By November, the Big East race was coming down to Louisville, West Virginia and Rutgers, the first two both in the top 5 and with a sequence of big Thursday Night games on tap.

Louisville won an electric 44-34 shootout over West Virginia but gave it back a week later with a 28-25 loss to Rutgers. The Scarlet Knights then lost badly to unranked Cincinnati on November 18 and re-opened the door for the Cardinals to get the conference’s automatic major bowl bid and ultimate Orange Bowl placement.

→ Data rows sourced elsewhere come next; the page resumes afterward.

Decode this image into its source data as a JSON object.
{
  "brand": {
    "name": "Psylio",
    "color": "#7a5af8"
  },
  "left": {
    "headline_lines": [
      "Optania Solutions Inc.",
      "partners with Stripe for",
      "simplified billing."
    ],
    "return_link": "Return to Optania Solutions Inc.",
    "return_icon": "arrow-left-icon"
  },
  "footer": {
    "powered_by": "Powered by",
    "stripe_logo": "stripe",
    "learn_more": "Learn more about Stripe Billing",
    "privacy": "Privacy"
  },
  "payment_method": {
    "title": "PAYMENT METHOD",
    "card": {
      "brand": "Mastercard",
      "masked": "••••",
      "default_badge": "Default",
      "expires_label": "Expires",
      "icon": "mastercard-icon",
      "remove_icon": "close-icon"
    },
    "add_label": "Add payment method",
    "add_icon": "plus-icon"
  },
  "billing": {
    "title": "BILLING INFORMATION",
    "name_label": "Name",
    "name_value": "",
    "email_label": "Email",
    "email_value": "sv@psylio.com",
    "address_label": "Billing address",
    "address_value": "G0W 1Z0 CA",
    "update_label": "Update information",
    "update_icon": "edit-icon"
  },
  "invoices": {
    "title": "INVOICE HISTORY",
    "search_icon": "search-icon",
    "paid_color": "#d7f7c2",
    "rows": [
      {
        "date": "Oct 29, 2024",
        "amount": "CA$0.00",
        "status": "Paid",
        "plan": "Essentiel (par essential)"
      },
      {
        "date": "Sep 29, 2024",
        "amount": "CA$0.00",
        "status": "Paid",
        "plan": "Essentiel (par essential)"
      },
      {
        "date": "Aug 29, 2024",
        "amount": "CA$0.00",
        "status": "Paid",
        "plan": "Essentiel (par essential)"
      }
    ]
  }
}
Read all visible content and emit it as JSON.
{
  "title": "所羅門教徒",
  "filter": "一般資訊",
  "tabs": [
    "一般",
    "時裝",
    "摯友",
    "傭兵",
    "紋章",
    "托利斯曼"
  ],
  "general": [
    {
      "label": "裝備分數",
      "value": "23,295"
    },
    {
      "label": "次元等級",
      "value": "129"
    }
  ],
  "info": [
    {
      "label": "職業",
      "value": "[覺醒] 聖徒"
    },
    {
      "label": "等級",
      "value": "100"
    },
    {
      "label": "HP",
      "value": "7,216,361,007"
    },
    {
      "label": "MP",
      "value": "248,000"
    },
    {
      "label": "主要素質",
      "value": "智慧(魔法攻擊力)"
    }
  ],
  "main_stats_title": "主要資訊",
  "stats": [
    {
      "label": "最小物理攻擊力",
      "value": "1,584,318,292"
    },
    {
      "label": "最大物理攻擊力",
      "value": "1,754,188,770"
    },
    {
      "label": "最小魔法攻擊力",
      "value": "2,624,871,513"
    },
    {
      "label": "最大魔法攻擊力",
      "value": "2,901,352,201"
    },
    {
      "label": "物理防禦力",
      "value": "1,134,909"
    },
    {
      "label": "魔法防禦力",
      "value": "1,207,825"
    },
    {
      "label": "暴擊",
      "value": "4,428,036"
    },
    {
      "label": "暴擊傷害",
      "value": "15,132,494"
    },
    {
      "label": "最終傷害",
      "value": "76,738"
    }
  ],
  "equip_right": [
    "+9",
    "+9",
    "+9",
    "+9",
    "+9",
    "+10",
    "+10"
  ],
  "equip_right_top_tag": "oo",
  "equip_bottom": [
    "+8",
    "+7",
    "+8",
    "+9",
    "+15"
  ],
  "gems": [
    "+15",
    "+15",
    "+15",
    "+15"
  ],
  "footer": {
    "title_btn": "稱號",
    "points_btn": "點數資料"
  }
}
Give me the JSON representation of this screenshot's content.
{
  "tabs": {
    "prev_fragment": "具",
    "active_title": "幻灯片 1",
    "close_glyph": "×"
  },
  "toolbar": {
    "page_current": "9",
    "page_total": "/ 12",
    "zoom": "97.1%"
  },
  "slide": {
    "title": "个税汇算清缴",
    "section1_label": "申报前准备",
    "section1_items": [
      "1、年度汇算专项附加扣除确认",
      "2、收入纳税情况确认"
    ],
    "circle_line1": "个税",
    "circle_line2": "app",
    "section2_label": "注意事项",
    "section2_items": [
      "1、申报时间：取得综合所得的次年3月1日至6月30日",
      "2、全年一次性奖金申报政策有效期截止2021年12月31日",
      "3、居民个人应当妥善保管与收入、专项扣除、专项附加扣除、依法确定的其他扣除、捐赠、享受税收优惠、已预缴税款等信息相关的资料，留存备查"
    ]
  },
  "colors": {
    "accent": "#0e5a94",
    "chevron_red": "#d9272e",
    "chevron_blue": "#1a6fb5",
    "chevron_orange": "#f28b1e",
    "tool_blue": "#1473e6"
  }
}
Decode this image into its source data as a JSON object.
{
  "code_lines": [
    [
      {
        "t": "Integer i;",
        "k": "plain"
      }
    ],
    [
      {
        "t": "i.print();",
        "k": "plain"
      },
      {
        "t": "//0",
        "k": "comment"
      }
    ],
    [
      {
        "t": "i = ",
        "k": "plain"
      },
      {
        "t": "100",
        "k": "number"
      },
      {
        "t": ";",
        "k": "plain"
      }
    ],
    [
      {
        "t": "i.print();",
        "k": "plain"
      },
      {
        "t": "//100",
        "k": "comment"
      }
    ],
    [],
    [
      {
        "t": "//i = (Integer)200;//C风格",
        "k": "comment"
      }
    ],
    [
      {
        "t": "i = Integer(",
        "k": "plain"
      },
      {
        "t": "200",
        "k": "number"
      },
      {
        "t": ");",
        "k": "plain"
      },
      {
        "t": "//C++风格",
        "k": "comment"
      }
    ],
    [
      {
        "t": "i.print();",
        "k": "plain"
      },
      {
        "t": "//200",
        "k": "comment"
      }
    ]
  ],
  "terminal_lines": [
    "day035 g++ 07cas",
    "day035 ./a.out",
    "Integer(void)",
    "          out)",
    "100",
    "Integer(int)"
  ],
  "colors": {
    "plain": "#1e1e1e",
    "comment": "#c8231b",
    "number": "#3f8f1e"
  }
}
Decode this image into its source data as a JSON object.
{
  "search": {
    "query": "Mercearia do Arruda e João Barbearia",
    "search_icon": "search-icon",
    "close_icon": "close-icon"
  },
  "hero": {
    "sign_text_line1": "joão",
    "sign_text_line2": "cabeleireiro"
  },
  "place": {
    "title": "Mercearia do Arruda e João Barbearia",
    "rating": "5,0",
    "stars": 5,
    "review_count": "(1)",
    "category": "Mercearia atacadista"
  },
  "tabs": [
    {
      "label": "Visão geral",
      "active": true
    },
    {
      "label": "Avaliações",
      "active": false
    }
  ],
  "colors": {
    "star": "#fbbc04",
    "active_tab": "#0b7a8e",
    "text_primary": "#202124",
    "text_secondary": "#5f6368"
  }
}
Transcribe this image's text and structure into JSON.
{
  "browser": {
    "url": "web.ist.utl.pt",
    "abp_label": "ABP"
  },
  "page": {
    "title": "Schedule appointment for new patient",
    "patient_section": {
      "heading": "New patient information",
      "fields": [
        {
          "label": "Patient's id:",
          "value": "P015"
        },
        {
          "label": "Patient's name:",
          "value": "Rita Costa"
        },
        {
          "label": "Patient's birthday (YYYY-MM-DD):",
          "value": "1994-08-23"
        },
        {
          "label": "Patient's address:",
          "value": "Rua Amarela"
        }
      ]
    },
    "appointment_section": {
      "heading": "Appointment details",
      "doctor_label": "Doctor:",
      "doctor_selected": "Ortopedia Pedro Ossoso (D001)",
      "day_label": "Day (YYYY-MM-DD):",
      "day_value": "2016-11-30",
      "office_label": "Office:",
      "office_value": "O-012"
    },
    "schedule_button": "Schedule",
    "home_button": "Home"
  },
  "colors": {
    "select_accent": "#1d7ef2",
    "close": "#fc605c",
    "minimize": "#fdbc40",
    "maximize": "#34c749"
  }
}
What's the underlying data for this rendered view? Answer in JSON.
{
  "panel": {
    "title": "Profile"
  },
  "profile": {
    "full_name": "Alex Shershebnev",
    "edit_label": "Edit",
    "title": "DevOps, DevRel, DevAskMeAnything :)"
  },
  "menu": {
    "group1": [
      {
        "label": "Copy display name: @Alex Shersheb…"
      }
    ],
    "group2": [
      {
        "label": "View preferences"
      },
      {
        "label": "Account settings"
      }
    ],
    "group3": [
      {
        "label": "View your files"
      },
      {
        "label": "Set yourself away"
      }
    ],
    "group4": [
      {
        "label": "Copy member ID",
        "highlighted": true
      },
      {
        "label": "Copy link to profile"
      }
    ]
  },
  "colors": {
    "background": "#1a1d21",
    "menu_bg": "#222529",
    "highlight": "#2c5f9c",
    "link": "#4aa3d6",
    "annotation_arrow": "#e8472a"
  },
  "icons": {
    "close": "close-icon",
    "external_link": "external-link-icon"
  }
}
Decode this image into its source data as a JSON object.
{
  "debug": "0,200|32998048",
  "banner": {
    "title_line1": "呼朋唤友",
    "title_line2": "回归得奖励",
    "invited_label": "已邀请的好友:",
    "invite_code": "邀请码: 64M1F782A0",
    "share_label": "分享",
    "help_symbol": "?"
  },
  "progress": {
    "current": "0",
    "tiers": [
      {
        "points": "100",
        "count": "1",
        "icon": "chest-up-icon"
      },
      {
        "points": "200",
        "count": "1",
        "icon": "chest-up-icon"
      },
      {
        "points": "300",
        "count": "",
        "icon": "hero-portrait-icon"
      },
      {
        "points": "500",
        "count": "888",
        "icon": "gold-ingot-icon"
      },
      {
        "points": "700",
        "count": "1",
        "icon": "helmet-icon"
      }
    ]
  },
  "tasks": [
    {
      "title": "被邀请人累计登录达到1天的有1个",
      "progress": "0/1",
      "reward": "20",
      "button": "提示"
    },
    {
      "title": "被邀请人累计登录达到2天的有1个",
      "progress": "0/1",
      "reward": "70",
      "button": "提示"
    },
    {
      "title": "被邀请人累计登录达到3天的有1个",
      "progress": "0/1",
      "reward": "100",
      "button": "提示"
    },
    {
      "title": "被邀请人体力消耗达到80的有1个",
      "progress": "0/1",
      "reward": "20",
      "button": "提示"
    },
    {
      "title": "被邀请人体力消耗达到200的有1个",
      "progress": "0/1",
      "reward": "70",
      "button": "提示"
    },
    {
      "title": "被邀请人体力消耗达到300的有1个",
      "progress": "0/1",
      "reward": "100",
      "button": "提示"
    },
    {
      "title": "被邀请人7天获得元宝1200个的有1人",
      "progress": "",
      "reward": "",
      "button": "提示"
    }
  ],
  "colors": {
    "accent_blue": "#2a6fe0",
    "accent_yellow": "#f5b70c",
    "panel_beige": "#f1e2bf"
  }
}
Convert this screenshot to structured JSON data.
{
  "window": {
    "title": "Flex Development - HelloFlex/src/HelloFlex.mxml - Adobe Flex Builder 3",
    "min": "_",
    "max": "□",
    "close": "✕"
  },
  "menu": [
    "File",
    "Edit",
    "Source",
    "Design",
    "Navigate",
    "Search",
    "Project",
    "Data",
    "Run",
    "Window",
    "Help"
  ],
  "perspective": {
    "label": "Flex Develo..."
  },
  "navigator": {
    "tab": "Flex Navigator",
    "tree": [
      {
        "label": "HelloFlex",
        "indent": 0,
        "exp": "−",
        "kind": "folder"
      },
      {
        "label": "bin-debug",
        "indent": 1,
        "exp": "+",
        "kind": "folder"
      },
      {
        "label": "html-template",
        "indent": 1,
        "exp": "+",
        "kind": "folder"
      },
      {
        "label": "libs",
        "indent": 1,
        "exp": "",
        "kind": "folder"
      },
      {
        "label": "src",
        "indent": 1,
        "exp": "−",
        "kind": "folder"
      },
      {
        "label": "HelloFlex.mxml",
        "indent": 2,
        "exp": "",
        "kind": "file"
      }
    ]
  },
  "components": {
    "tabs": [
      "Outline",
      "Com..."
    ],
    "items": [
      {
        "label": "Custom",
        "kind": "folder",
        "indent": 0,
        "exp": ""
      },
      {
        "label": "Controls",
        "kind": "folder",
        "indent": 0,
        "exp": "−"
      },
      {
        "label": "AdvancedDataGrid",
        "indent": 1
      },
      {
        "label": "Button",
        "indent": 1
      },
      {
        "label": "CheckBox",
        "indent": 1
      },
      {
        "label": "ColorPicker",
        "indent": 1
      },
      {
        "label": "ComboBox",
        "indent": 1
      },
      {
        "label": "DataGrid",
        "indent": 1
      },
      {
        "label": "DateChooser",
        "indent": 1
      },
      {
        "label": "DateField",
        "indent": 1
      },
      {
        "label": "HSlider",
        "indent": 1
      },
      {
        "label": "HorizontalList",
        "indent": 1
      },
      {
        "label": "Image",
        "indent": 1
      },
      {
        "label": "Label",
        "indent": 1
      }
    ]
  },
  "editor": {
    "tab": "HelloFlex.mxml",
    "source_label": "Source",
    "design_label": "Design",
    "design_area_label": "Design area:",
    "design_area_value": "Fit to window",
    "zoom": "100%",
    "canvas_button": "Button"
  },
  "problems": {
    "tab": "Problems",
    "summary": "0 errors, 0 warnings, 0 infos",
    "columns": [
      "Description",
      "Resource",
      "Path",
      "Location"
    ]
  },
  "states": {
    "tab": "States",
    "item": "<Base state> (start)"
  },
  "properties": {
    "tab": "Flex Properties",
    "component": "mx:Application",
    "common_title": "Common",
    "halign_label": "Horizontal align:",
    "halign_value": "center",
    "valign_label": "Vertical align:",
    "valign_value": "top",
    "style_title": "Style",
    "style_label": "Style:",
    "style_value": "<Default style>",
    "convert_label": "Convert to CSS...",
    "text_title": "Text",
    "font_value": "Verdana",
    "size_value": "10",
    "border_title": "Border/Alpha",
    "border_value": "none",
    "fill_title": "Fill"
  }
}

Texas had to replace the legendary Vince Young after their national championship run. Freshman quarterback Colt McCoy had been a little too green in the season-opener against Ohio State, but he got settled into what proved to be an outstanding four-year run in Austin. By October, McCoy was leading the Longhorns past Oklahoma 28-10 and by November, Texas was back up to #4 in the polls.

But the Longhorns stumbled and lost twice to unranked teams down the stretch. Oklahoma, with the great Adrian Peterson in his final year as a college running back, was able to swoop back in. The Big 12 was still using division splits and the Sooners snatched the South away from the Longhorns at the wire, then beat North champion Nebraska in the league title game.

Oklahoma was going to the Fiesta Bowl and awaiting them was little Boise State. The Broncos went undefeated with a high-powered offense that ranked second nationally in points scored, dropping nearly 40 a game. Jared Zabransky averaged 9.0 yards-per-attempt. Ian Johnson rushed for over 1,700 yards. On the flip side, Boise State hadn’t beaten anyone of note. There was considerable doubt as to what would happen on New Year’s Night against Oklahoma.

In the meantime, December 2 was when the matter of the #2 team in the nation had to be settled. With everything in front of them, USC blew a game to UCLA and lost 13-9. Michigan’s hopes for a rematch soared. Florida had prime-time to make its case. They beat Darren McFadden’s Arkansas team 38-28. Whether it was that game in particular, or whether voters were just skeptical of leaving out the SEC champ in favor of a Big Ten rematch, Florida got the nod to play Ohio State. Michigan would go to the Rose Bowl to meet USC.

The Cotton Bowl wasn’t in the major bowl structure at this time, but it still provided a venue for the SEC’s best to make a statement. Auburn beat Nebraska 17-14. On the flip side, Wisconsin beat Arkansas in the Capital One Bowl, while Penn State knocked off Tennessee in the Outback Bowl. Big Ten or SEC? That debate would go on into the major bowls.

Big Ten weakness began to show in the Rose Bowl, where USC ran over and around Michigan in a 32-18 game that wasn’t even that close. And SEC made a thumping statement in the Sugar, when LSU blasted Notre Dame 41-14. Louisville beat Wake Forest in a non-descript 24-13 Orange Bowl game.

Then there was the matter of the Fiesta Bowl. It’s quite likely the most famous non-championship bowl game ever played. Boise State went toe-to-toe with Oklahoma, trading blows in a back-and-forth shootout that went to overtime. In OT, Oklahoma led 42-35. Boise State answered with a touchdown and then went for two. The Broncos ran the famous “Statue of Liberty” trick play. Ian Johnson scored. As Boise celebrated, Johnson proposed to his girlfriend. It was a game and a story for the ages.

All that was left was to pick a national champion—or officially crown Ohio State, as the narrative had it. And when Buckeye return man Ted Ginn took the opening kickoff to the house, it looked like the rout might be on. It was—but in reverse. That was about the last thing that went well for Ohio State that night and the last thing that went wrong for any SEC team playing in a national title game for seven years. Florida’s speed took over. In a shocking development, the Gators turned it all completely around and won 41-14.

From 2006-12, Florida, LSU, Alabama, and Auburn would all win at least one national championship. In 2013, Auburn came within a play or two of keeping that streak going. Not until 2014 was a national title settled without an SEC team present—after which, the conference just picked up where they left off. A new era of college football began with Florida’s 2006 national championship.